In the middle of Sunday's Game 2, Cardinals' manager Tony LaRussa (in quite a calculated way while speaking to the TBS telecast between innings) blasted home plate umpire Jerry Meals for having one strike zone for Phillies' pitcher Cliff Lee and a tighter one for his own ace, Chris Carpenter.
As it turned out, Lee, Carpenter and Meals all had tough evenings at the park.
It appeared (and I'm trying to view this with complete objectivity) that LaRussa's gambit worked. Cliff Lee seemed to not get any borderline strike calls after TLR's outburst.
Did that decide the outcome of the game? Perhaps not, but it was almost impossible to decipher the umpire's strike zone that night.
In Game 4, the Phillies streaked to a 2-0 run lead in the top of the first behind a double by Jimmy Rollins, a triple by Chase Utley and a single by Hunter Pence. With no outs, they were poised for a huge inning against Edwin Jackson, and then it happened.
With a full count to slugger Ryan Howard, Hunter Pence got a healthy jump off first. A few seconds later, there were two outs and nobody on, thanks to a dreaded (or welcomed, depending on your point of view) strikeout double play. Talk about a pitcher's best friend.

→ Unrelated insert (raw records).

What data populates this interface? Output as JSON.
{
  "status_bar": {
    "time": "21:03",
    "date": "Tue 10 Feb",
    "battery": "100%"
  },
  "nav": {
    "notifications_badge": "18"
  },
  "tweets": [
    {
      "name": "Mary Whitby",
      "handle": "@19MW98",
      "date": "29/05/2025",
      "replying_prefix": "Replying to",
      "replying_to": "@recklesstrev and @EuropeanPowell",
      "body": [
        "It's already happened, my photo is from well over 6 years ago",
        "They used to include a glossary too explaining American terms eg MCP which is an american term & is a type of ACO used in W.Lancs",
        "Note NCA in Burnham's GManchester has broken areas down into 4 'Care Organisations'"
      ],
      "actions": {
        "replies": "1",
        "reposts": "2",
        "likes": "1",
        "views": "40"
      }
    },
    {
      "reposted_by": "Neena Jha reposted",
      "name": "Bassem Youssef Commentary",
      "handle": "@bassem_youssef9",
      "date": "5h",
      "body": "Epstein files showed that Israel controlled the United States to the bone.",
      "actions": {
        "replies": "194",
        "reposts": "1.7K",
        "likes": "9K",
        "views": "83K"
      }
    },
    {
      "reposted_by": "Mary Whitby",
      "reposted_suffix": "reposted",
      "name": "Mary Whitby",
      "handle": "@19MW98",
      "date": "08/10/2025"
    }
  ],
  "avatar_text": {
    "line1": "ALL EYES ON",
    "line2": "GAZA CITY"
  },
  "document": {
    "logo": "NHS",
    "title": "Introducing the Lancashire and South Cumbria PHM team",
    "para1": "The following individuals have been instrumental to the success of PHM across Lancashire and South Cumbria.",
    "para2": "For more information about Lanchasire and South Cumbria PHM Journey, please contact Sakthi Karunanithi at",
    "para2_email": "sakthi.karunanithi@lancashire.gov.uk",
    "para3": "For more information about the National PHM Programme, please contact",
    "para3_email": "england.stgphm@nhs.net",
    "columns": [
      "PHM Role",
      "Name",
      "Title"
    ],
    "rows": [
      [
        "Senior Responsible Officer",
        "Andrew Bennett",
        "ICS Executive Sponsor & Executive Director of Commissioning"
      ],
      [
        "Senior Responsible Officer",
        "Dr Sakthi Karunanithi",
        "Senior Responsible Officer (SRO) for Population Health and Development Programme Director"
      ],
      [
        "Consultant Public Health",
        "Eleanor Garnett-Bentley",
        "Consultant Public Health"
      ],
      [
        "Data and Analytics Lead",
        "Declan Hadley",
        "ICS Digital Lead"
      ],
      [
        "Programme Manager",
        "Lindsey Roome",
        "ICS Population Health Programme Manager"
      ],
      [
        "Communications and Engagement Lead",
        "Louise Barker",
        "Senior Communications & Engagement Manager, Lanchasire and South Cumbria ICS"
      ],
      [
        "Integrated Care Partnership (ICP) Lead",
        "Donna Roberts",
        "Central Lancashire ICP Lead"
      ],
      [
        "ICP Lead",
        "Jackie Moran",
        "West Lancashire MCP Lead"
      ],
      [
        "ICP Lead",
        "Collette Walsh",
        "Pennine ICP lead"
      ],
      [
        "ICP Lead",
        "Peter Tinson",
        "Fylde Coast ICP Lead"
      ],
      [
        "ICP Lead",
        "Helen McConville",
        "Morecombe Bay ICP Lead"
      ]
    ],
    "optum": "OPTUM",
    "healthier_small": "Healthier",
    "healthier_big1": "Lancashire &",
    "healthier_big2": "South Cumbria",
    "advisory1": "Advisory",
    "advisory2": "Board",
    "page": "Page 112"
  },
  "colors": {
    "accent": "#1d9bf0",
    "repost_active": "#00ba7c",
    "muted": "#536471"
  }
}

Great play by the Cardinals? Maybe. Only, it appeared that the pitch was six inches outside and the swipe tag by shortstop Rafael Furcal (which should have been rendered irrelevant by ball four) was late.
Two points here: I am not making a case for the extension of instant replay in baseball.
The Phillies certainly have played a role in killing their own big innings this series, but it says here that the umpires got two big calls wrong on one play, effectively killing what could have been a bigger start.
The hope here is that neither team suffers from poor calls on Friday night.